The piece leaves the reader with the clear impression that the average premium increase in the individual market was very high for 2009, even though the data in the story is entirely anecdotal. Some insurers in some markets are charging much more in 2009 than they did 2008 — that is certainly true. And it could very well be the case that premiums, on average, went up more rapidly in the entire market this year than normal, but we don’t know that yet — not from this story anyway.
Still, this piece does tell us something about the individual market, which is that enrollees can be vulnerable to sudden premium spikes. The question is: Why?

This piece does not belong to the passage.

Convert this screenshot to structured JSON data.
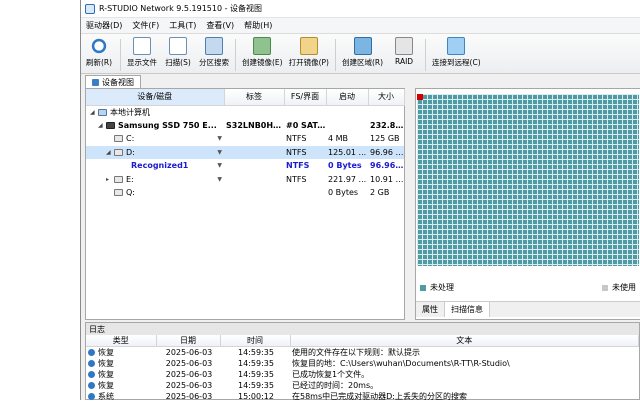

The reason is that the individual market, as currently constituted, is small and somewhat idiosyncratic because it is essentially the refuge of that segment of the population that doesn’t have access to job-based plans, such as seasonal workers, early retirees not yet eligible for Medicare, and workers in small firms that don’t offer a plan. People almost always sign up with their job-based plans if they can because the premiums paid by employers are tax-free while the premiums paid by individuals who buy insurance on the open market are not. Nationwide, there were 165 million people under age 65 in employer-sponsored plans in 2007 and only 17 million in individually-purchased plans.
Although 17 million is still a lot people, they are spread over fifty states and many different state regulatory structures governing how risks are pooled. Insurers must charge premiums commensurate with the health claims they expect their enrollees to file, otherwise they would become insolvent. In a voluntary marketplace with relatively small numbers of enrollees, the risk profile of any given insurer can change rapidly, which may necessitate a large premium adjustment. Some small employers also face large premium spikes if a disproportionate number of enrollees suddenly find themselves with cancer, for instance.
Opponents of market-based reform plans like to cite USA Today-type stories to discredit the whole concept of ownership, consumer choice, and competition in health care. But, in reality, the article again points to the need for a systematic reform which would give individually-purchased insurance the same tax advantage as now provided to employer-paid premiums. That change by itself would give the individual market the size and scale it needs for more stability. And then the competition which consumer choice provides would entice lower cost, higher quality products into the market as well. Over time, the financial advantages enjoyed by today’s dominant employer-based plans would give way to the security of owning stable insurance that can be kept even as job circumstances change.
– James C. Capretta is a fellow at the Ethics and Public Policy Center. He served as an Associate Director of the Office of Management and Budget from 2001 to 2004.